Take your time to become familiar with the fundamentals of this pose, as it is a cornerstone in many yoga sequences. Once you’re comfortable in the asana, let the creativity flow along with your movements, and try pairing Utthita Parsvakonasana with related yoga poses.

I encourage you to integrate this powerful asana into your routine, embracing its variations to keep your practice dynamic and engaging. Reflect on the balance between effort and ease as you do so.

Add Extended Side Angle Pose into your home yoga practice by following the alignment cues detailed here.

Frequently Asked Questions

What is Utthita Parsvakonasana?

Utthita Parsvakonasana, also known as Extended Side Angle Pose, is a standing yoga pose that emphasizes stretching the sides of the body and strengthening the legs.

Who can benefit from practicing Utthita Parsvakonasana?

Individuals looking to enhance flexibility, strength, and balance can benefit from practicing Utthita Parsvakonasana. It is particularly beneficial for athletes, dancers, and those who engage in sports that require strong legs and a stable core.

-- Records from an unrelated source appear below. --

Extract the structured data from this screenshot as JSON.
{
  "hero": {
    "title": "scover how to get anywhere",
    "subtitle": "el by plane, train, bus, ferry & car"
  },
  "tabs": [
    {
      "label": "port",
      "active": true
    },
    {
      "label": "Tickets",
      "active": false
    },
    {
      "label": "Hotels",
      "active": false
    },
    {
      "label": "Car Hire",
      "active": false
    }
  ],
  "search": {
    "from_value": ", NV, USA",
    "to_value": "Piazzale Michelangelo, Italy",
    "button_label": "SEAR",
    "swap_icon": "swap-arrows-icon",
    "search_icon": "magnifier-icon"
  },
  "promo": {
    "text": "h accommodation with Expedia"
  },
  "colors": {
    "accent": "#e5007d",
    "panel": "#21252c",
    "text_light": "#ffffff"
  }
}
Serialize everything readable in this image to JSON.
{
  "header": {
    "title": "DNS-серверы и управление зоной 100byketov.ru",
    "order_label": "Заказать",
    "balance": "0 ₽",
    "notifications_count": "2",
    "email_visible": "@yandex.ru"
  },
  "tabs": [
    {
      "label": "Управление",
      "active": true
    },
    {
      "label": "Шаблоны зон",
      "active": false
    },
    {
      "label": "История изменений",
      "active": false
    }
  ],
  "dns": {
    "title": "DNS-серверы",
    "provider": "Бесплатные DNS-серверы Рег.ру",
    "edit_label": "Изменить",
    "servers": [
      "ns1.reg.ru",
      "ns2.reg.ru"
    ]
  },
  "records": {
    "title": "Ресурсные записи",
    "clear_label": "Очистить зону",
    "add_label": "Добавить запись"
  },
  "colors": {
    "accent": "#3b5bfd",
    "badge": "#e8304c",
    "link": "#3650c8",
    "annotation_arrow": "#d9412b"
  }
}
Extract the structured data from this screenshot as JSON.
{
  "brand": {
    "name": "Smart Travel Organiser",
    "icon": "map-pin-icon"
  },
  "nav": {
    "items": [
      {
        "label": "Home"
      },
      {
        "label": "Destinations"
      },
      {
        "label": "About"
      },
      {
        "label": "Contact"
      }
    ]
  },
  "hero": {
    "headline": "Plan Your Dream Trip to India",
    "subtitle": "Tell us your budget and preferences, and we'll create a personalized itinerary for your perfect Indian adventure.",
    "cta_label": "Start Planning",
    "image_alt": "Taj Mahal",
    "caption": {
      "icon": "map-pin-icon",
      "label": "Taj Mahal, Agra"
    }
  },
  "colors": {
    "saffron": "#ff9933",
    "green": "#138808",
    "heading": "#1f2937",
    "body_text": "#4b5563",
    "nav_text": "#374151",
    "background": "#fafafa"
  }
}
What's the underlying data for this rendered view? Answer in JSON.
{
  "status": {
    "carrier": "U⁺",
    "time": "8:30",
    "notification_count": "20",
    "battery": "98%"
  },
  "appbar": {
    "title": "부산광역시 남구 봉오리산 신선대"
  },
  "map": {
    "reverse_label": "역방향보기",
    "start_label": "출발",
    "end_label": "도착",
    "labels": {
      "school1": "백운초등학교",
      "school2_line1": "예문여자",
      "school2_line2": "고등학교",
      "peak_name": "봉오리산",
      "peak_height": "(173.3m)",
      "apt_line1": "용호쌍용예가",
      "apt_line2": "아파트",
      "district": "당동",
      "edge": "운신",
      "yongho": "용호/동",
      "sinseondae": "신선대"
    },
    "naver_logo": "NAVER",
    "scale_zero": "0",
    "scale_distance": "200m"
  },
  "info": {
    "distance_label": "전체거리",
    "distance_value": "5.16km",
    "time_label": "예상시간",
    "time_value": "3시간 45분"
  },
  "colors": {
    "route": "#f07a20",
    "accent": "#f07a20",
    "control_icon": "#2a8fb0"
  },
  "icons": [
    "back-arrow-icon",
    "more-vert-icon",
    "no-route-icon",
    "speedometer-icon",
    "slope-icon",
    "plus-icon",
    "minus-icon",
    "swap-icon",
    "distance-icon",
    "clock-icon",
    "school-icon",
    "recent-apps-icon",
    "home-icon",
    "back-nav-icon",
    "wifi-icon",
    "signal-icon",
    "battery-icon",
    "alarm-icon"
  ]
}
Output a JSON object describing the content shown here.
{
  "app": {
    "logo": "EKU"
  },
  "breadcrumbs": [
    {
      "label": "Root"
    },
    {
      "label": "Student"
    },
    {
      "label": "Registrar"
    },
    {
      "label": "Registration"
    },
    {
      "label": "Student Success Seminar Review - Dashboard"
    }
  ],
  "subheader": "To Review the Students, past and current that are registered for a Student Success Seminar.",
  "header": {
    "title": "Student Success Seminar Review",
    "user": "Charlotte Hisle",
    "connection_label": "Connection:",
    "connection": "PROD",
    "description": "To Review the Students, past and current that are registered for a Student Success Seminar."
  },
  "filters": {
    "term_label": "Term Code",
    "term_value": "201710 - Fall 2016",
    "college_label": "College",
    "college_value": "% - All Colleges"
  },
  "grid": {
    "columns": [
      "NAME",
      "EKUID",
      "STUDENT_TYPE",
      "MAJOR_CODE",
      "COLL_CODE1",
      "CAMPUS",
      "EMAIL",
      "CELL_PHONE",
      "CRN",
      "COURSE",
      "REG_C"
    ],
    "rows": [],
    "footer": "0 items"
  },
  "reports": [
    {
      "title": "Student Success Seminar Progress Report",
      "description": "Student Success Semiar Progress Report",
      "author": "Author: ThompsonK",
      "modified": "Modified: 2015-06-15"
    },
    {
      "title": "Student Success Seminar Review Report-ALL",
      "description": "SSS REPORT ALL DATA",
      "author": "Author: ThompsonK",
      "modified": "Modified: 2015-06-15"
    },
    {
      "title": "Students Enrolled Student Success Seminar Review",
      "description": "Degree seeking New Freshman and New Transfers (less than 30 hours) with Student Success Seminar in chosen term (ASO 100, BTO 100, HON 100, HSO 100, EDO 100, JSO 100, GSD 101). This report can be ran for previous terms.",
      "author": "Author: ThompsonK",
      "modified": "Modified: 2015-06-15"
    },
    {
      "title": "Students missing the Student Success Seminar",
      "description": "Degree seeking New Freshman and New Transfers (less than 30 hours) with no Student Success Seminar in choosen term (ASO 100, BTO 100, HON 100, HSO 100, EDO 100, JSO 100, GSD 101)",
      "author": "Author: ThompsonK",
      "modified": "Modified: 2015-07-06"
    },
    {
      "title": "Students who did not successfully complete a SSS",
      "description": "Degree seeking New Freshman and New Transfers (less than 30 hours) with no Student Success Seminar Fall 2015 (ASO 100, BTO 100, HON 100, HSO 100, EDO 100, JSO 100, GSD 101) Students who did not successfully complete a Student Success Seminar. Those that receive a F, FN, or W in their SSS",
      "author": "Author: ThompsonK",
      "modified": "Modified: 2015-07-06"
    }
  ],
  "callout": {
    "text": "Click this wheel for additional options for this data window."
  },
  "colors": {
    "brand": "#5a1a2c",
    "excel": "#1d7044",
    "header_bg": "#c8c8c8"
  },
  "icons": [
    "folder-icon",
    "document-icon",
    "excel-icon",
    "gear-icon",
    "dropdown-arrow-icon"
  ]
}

Is Extended Side Angle Pose suitable for beginners?

Yes, Extended Side Angle Pose is suitable for beginners, but it should be approached with care. Beginners can use modifications such as placing the lower hand on a block instead of reaching for the floor. Beginners need to focus on proper alignment rather than achieving depth.

Who should avoid practicing Utthita Parsvakonasana?

Individuals with heart conditions, high blood pressure, or injuries to the hips, knees, back, or shoulder should consult a healthcare provider before attempting Utthita Parsvakonasana.

What are the common mistakes to avoid in Utthita Parsvakonasana?

Common mistakes include compromising the alignment by bending the torso towards the floor or letting the front knee collapse inward. Additionally, placing too much weight on the hand resting on the ground or a block may compress the shoulder joint.

How often should I practice this asana?

The frequency of practice can vary depending on individual fitness levels and personal goals, but incorporating this pose into your routine several times a week can help you improve flexibility and strength.